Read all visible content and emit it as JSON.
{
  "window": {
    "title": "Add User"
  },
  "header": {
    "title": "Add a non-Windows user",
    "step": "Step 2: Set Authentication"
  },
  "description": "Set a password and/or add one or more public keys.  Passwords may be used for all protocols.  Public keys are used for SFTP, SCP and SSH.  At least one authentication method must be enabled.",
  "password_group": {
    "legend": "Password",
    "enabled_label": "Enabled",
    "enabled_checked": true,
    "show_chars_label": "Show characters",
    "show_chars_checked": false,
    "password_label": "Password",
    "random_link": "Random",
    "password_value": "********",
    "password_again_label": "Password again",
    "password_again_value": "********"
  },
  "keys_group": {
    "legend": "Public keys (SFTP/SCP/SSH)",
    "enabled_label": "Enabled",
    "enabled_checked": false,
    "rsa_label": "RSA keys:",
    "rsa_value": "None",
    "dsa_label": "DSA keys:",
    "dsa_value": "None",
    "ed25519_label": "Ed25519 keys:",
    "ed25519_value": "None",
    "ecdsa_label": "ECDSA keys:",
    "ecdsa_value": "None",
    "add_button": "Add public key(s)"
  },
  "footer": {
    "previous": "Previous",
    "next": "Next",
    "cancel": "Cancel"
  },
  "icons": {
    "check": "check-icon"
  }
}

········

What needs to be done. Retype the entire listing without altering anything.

Written response.
Read all visible content and emit it as JSON.
{
  "window": {
    "title": "Add User"
  },
  "header": {
    "title": "Add a non-Windows user",
    "step": "Step 2: Set Authentication"
  },
  "description": "Set a password and/or add one or more public keys.  Passwords may be used for all protocols.  Public keys are used for SFTP, SCP and SSH.  At least one authentication method must be enabled.",
  "password_group": {
    "legend": "Password",
    "enabled_label": "Enabled",
    "enabled_checked": true,
    "show_chars_label": "Show characters",
    "show_chars_checked": false,
    "password_label": "Password",
    "random_link": "Random",
    "password_value": "********",
    "password_again_label": "Password again",
    "password_again_value": "********"
  },
  "keys_group": {
    "legend": "Public keys (SFTP/SCP/SSH)",
    "enabled_label": "Enabled",
    "enabled_checked": false,
    "rsa_label": "RSA keys:",
    "rsa_value": "None",
    "dsa_label": "DSA keys:",
    "dsa_value": "None",
    "ed25519_label": "Ed25519 keys:",
    "ed25519_value": "None",
    "ecdsa_label": "ECDSA keys:",
    "ecdsa_value": "None",
    "add_button": "Add public key(s)"
  },
  "footer": {
    "previous": "Previous",
    "next": "Next",
    "cancel": "Cancel"
  },
  "icons": {
    "check": "check-icon"
  }
}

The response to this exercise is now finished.